*** Begin section ***
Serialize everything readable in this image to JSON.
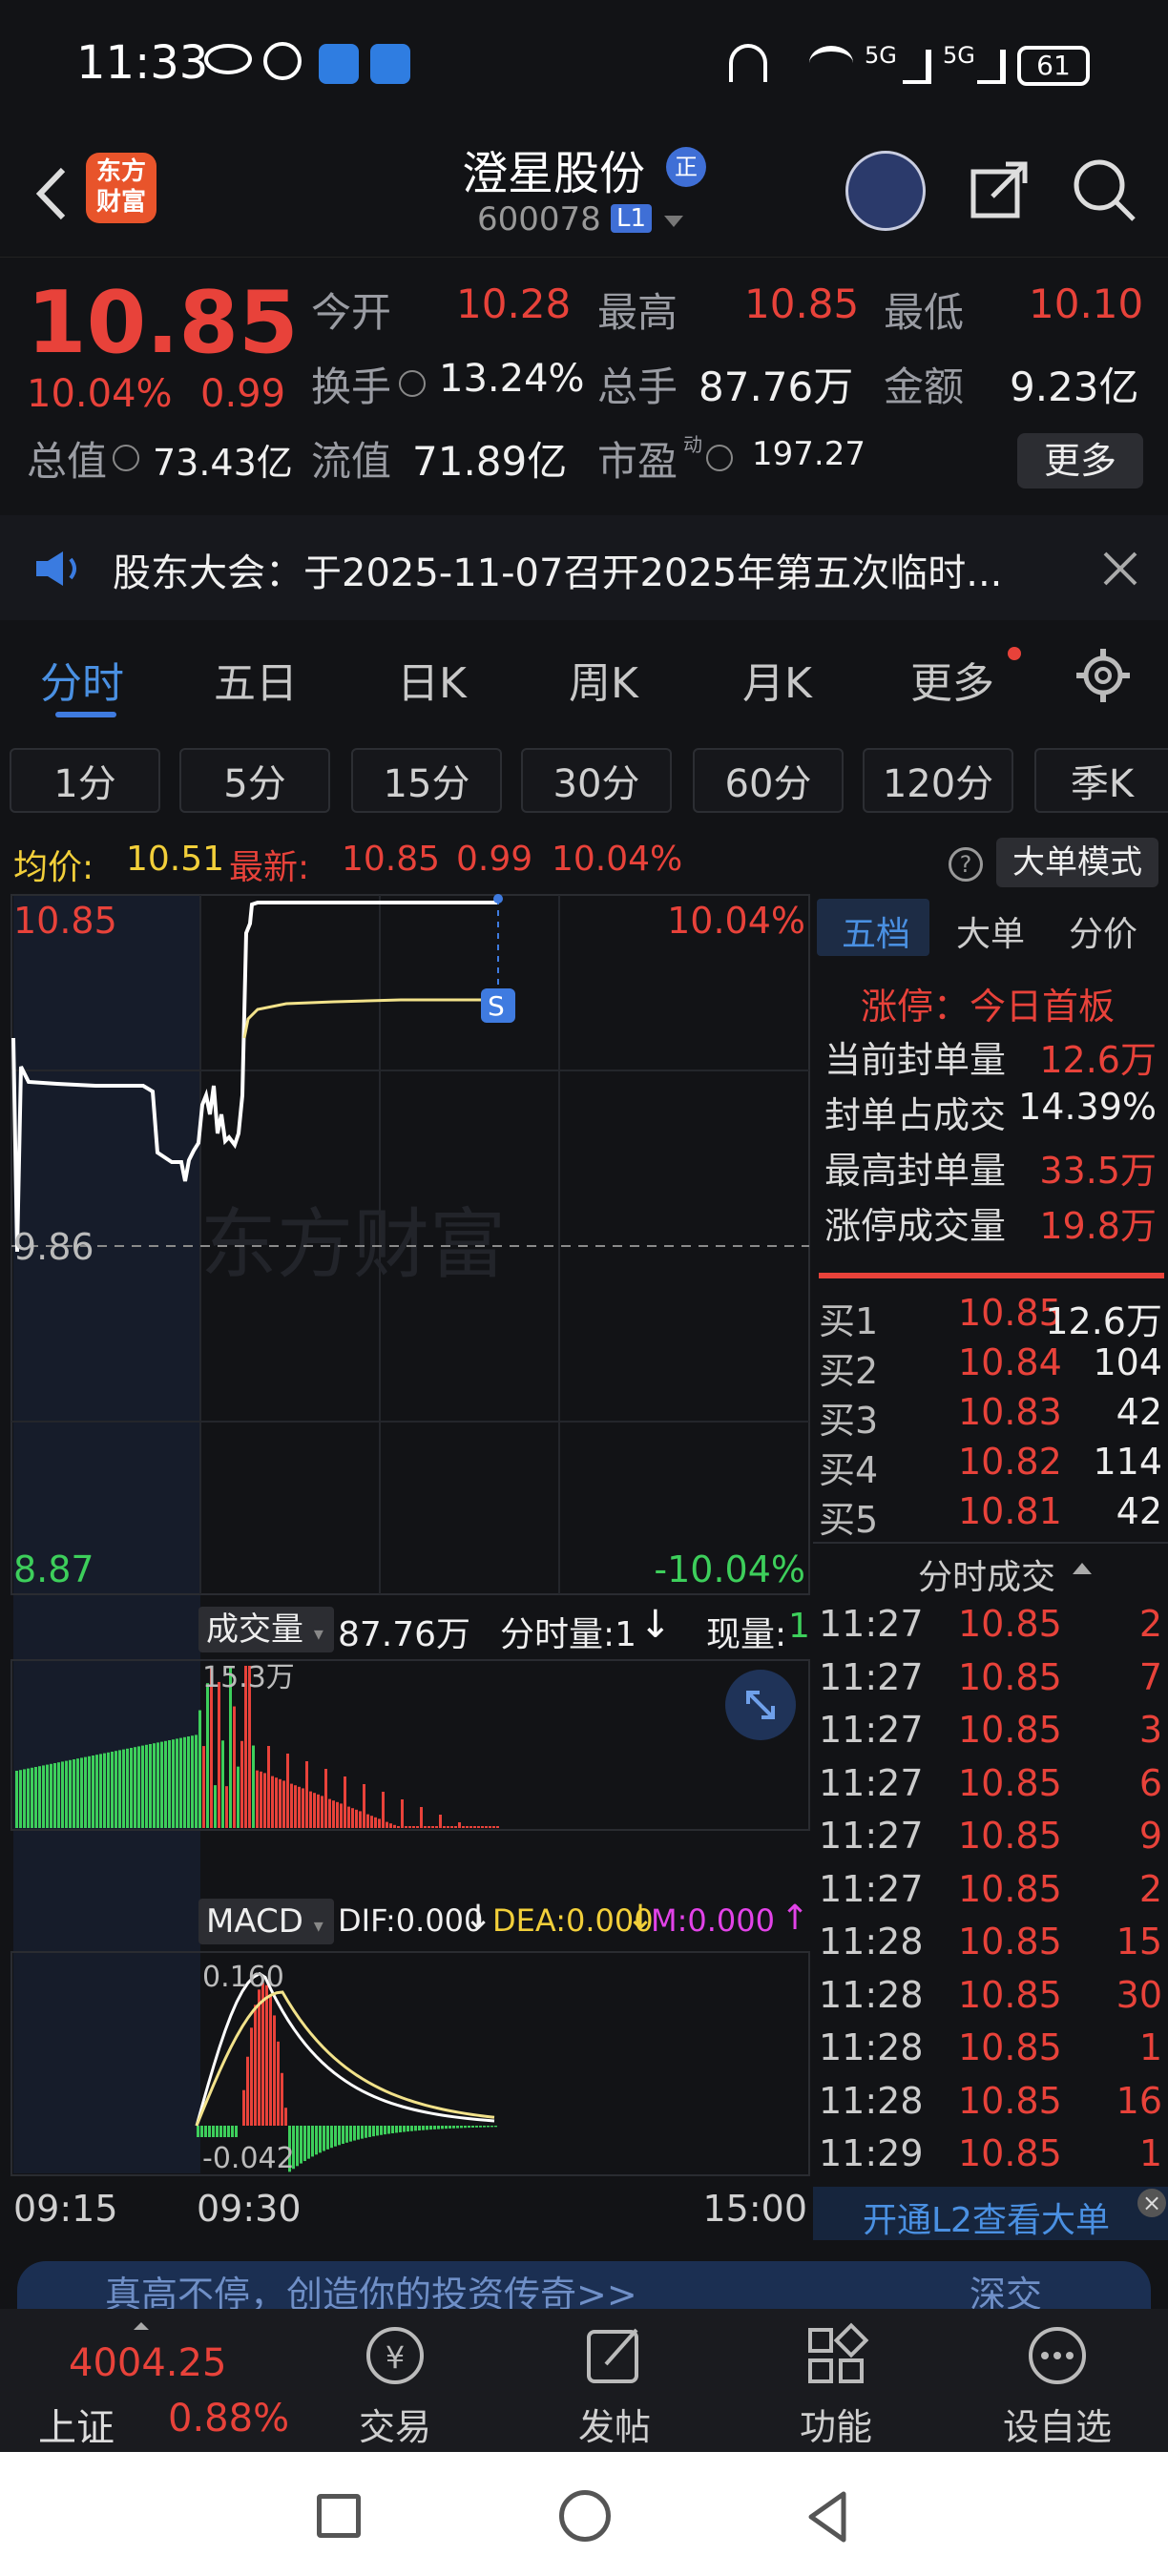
{
  "status_bar": {
    "time": "11:33",
    "battery": "61",
    "net1": "5G",
    "net2": "5G"
  },
  "header": {
    "logo_line1": "东方",
    "logo_line2": "财富",
    "stock_name": "澄星股份",
    "badge": "正",
    "code": "600078",
    "level": "L1"
  },
  "quote": {
    "price": "10.85",
    "pct": "10.04%",
    "change": "0.99",
    "open_label": "今开",
    "open": "10.28",
    "high_label": "最高",
    "high": "10.85",
    "low_label": "最低",
    "low": "10.10",
    "turnover_label": "换手",
    "turnover": "13.24%",
    "volume_label": "总手",
    "volume": "87.76万",
    "amount_label": "金额",
    "amount": "9.23亿",
    "mktcap_label": "总值",
    "mktcap": "73.43亿",
    "float_label": "流值",
    "float": "71.89亿",
    "pe_label": "市盈",
    "pe_sup": "动",
    "pe": "197.27",
    "more_button": "更多"
  },
  "notice": {
    "text": "股东大会：于2025-11-07召开2025年第五次临时..."
  },
  "tabs": [
    {
      "label": "分时"
    },
    {
      "label": "五日"
    },
    {
      "label": "日K"
    },
    {
      "label": "周K"
    },
    {
      "label": "月K"
    },
    {
      "label": "更多"
    }
  ],
  "subtabs": [
    {
      "label": "1分"
    },
    {
      "label": "5分"
    },
    {
      "label": "15分"
    },
    {
      "label": "30分"
    },
    {
      "label": "60分"
    },
    {
      "label": "120分"
    },
    {
      "label": "季K"
    }
  ],
  "infoline": {
    "avg_label": "均价:",
    "avg": "10.51",
    "latest_label": "最新:",
    "latest": "10.85",
    "chg": "0.99",
    "pct": "10.04%",
    "mode_button": "大单模式"
  },
  "chart": {
    "y_top": "10.85",
    "y_mid": "9.86",
    "y_bot": "8.87",
    "pct_top": "10.04%",
    "pct_bot": "-10.04%",
    "marker": "S",
    "watermark": "东方财富",
    "vol_label": "成交量",
    "vol_total": "87.76万",
    "vol_period_label": "分时量:1",
    "vol_now_label": "现量:",
    "vol_now": "1",
    "vol_max": "15.3万",
    "macd_label": "MACD",
    "dif": "DIF:0.000",
    "dea": "DEA:0.000",
    "m": "M:0.000",
    "macd_top": "0.160",
    "macd_bot": "-0.042",
    "time_start": "09:15",
    "time_open": "09:30",
    "time_end": "15:00",
    "colors": {
      "price_line": "#ffffff",
      "avg_line": "#f2e28a",
      "up": "#e8423a",
      "down": "#3dcf5b"
    }
  },
  "right_panel": {
    "tabs": [
      {
        "label": "五档"
      },
      {
        "label": "大单"
      },
      {
        "label": "分价"
      }
    ],
    "limit_title": "涨停：今日首板",
    "limit_rows": [
      {
        "label": "当前封单量",
        "value": "12.6万"
      },
      {
        "label": "封单占成交",
        "value": "14.39%"
      },
      {
        "label": "最高封单量",
        "value": "33.5万"
      },
      {
        "label": "涨停成交量",
        "value": "19.8万"
      }
    ],
    "bids": [
      {
        "label": "买1",
        "price": "10.85",
        "vol": "12.6万"
      },
      {
        "label": "买2",
        "price": "10.84",
        "vol": "104"
      },
      {
        "label": "买3",
        "price": "10.83",
        "vol": "42"
      },
      {
        "label": "买4",
        "price": "10.82",
        "vol": "114"
      },
      {
        "label": "买5",
        "price": "10.81",
        "vol": "42"
      }
    ],
    "ticks_title": "分时成交",
    "ticks": [
      {
        "time": "11:27",
        "price": "10.85",
        "vol": "2",
        "dir": "up"
      },
      {
        "time": "11:27",
        "price": "10.85",
        "vol": "7",
        "dir": "up"
      },
      {
        "time": "11:27",
        "price": "10.85",
        "vol": "3",
        "dir": "up"
      },
      {
        "time": "11:27",
        "price": "10.85",
        "vol": "6",
        "dir": "up"
      },
      {
        "time": "11:27",
        "price": "10.85",
        "vol": "9",
        "dir": "up"
      },
      {
        "time": "11:27",
        "price": "10.85",
        "vol": "2",
        "dir": "up"
      },
      {
        "time": "11:28",
        "price": "10.85",
        "vol": "15",
        "dir": "up"
      },
      {
        "time": "11:28",
        "price": "10.85",
        "vol": "30",
        "dir": "up"
      },
      {
        "time": "11:28",
        "price": "10.85",
        "vol": "1",
        "dir": "up"
      },
      {
        "time": "11:28",
        "price": "10.85",
        "vol": "16",
        "dir": "up"
      },
      {
        "time": "11:29",
        "price": "10.85",
        "vol": "1",
        "dir": "up"
      }
    ],
    "l2_link": "开通L2查看大单"
  },
  "ad_bar": {
    "text": "真高不停，创造你的投资传奇>>",
    "right": "深交"
  },
  "bottom_nav": {
    "index_value": "4004.25",
    "index_name": "上证",
    "index_pct": "0.88%",
    "items": [
      {
        "label": "交易"
      },
      {
        "label": "发帖"
      },
      {
        "label": "功能"
      },
      {
        "label": "设自选"
      }
    ]
  }
}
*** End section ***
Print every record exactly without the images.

**ANSWER TO THIS EXERCISE**
Serialize everything readable in this image to JSON.
{
  "status_bar": {
    "time": "11:33",
    "battery": "61",
    "net1": "5G",
    "net2": "5G"
  },
  "header": {
    "logo_line1": "东方",
    "logo_line2": "财富",
    "stock_name": "澄星股份",
    "badge": "正",
    "code": "600078",
    "level": "L1"
  },
  "quote": {
    "price": "10.85",
    "pct": "10.04%",
    "change": "0.99",
    "open_label": "今开",
    "open": "10.28",
    "high_label": "最高",
    "high": "10.85",
    "low_label": "最低",
    "low": "10.10",
    "turnover_label": "换手",
    "turnover": "13.24%",
    "volume_label": "总手",
    "volume": "87.76万",
    "amount_label": "金额",
    "amount": "9.23亿",
    "mktcap_label": "总值",
    "mktcap": "73.43亿",
    "float_label": "流值",
    "float": "71.89亿",
    "pe_label": "市盈",
    "pe_sup": "动",
    "pe": "197.27",
    "more_button": "更多"
  },
  "notice": {
    "text": "股东大会：于2025-11-07召开2025年第五次临时..."
  },
  "tabs": [
    {
      "label": "分时"
    },
    {
      "label": "五日"
    },
    {
      "label": "日K"
    },
    {
      "label": "周K"
    },
    {
      "label": "月K"
    },
    {
      "label": "更多"
    }
  ],
  "subtabs": [
    {
      "label": "1分"
    },
    {
      "label": "5分"
    },
    {
      "label": "15分"
    },
    {
      "label": "30分"
    },
    {
      "label": "60分"
    },
    {
      "label": "120分"
    },
    {
      "label": "季K"
    }
  ],
  "infoline": {
    "avg_label": "均价:",
    "avg": "10.51",
    "latest_label": "最新:",
    "latest": "10.85",
    "chg": "0.99",
    "pct": "10.04%",
    "mode_button": "大单模式"
  },
  "chart": {
    "y_top": "10.85",
    "y_mid": "9.86",
    "y_bot": "8.87",
    "pct_top": "10.04%",
    "pct_bot": "-10.04%",
    "marker": "S",
    "watermark": "东方财富",
    "vol_label": "成交量",
    "vol_total": "87.76万",
    "vol_period_label": "分时量:1",
    "vol_now_label": "现量:",
    "vol_now": "1",
    "vol_max": "15.3万",
    "macd_label": "MACD",
    "dif": "DIF:0.000",
    "dea": "DEA:0.000",
    "m": "M:0.000",
    "macd_top": "0.160",
    "macd_bot": "-0.042",
    "time_start": "09:15",
    "time_open": "09:30",
    "time_end": "15:00",
    "colors": {
      "price_line": "#ffffff",
      "avg_line": "#f2e28a",
      "up": "#e8423a",
      "down": "#3dcf5b"
    }
  },
  "right_panel": {
    "tabs": [
      {
        "label": "五档"
      },
      {
        "label": "大单"
      },
      {
        "label": "分价"
      }
    ],
    "limit_title": "涨停：今日首板",
    "limit_rows": [
      {
        "label": "当前封单量",
        "value": "12.6万"
      },
      {
        "label": "封单占成交",
        "value": "14.39%"
      },
      {
        "label": "最高封单量",
        "value": "33.5万"
      },
      {
        "label": "涨停成交量",
        "value": "19.8万"
      }
    ],
    "bids": [
      {
        "label": "买1",
        "price": "10.85",
        "vol": "12.6万"
      },
      {
        "label": "买2",
        "price": "10.84",
        "vol": "104"
      },
      {
        "label": "买3",
        "price": "10.83",
        "vol": "42"
      },
      {
        "label": "买4",
        "price": "10.82",
        "vol": "114"
      },
      {
        "label": "买5",
        "price": "10.81",
        "vol": "42"
      }
    ],
    "ticks_title": "分时成交",
    "ticks": [
      {
        "time": "11:27",
        "price": "10.85",
        "vol": "2",
        "dir": "up"
      },
      {
        "time": "11:27",
        "price": "10.85",
        "vol": "7",
        "dir": "up"
      },
      {
        "time": "11:27",
        "price": "10.85",
        "vol": "3",
        "dir": "up"
      },
      {
        "time": "11:27",
        "price": "10.85",
        "vol": "6",
        "dir": "up"
      },
      {
        "time": "11:27",
        "price": "10.85",
        "vol": "9",
        "dir": "up"
      },
      {
        "time": "11:27",
        "price": "10.85",
        "vol": "2",
        "dir": "up"
      },
      {
        "time": "11:28",
        "price": "10.85",
        "vol": "15",
        "dir": "up"
      },
      {
        "time": "11:28",
        "price": "10.85",
        "vol": "30",
        "dir": "up"
      },
      {
        "time": "11:28",
        "price": "10.85",
        "vol": "1",
        "dir": "up"
      },
      {
        "time": "11:28",
        "price": "10.85",
        "vol": "16",
        "dir": "up"
      },
      {
        "time": "11:29",
        "price": "10.85",
        "vol": "1",
        "dir": "up"
      }
    ],
    "l2_link": "开通L2查看大单"
  },
  "ad_bar": {
    "text": "真高不停，创造你的投资传奇>>",
    "right": "深交"
  },
  "bottom_nav": {
    "index_value": "4004.25",
    "index_name": "上证",
    "index_pct": "0.88%",
    "items": [
      {
        "label": "交易"
      },
      {
        "label": "发帖"
      },
      {
        "label": "功能"
      },
      {
        "label": "设自选"
      }
    ]
  }
}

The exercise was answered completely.